* What you should do
Write only the number of lines in the records beneath that hold "JSON".

[Records provided — start]

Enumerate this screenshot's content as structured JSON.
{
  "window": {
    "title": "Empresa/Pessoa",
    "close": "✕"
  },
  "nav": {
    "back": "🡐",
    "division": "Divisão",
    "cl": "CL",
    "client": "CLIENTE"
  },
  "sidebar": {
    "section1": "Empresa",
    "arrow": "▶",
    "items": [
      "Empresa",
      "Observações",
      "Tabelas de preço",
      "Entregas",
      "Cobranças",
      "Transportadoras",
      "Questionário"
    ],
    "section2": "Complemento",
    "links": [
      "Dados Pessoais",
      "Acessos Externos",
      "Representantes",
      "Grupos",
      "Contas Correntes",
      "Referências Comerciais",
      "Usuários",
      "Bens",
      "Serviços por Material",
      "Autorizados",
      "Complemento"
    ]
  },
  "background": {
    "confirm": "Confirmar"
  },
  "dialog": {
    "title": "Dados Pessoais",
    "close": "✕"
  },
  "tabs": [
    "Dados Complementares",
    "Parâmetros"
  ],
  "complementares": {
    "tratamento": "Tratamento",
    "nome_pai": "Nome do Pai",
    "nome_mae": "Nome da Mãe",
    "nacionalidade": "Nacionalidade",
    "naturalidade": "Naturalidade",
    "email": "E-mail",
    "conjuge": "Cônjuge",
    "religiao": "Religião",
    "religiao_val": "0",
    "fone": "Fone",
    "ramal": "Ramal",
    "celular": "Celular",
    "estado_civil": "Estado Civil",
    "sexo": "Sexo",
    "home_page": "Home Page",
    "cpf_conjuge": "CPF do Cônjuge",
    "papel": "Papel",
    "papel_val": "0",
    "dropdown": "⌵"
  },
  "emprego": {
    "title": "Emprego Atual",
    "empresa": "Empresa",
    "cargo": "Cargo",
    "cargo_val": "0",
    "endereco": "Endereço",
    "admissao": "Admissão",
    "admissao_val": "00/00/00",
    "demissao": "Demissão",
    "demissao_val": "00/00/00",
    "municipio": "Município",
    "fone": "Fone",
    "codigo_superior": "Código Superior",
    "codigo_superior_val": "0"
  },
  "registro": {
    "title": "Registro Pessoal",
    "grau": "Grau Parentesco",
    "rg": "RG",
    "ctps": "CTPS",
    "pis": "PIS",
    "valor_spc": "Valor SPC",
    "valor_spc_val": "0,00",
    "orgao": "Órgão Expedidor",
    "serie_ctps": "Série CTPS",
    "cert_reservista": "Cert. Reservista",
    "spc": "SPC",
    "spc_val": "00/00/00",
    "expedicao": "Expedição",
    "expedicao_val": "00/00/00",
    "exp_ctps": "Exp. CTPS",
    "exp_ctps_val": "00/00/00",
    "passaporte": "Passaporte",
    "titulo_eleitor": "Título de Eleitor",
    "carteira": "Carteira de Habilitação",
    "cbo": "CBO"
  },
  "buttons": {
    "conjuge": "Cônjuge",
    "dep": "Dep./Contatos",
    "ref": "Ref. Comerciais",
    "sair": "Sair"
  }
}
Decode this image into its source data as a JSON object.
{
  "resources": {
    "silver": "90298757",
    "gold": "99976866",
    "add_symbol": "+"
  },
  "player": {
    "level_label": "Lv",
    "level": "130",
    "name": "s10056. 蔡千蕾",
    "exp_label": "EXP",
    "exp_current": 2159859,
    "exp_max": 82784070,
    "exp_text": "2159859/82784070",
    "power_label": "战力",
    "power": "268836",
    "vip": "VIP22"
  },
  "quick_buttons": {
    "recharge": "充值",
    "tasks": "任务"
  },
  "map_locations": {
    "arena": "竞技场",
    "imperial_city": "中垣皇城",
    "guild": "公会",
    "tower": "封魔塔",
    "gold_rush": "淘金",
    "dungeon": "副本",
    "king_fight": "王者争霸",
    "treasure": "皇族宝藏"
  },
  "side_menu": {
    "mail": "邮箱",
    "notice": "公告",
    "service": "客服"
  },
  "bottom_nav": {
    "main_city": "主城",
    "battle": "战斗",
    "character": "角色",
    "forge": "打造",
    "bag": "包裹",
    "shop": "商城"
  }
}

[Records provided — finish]

* Output for this exercise
2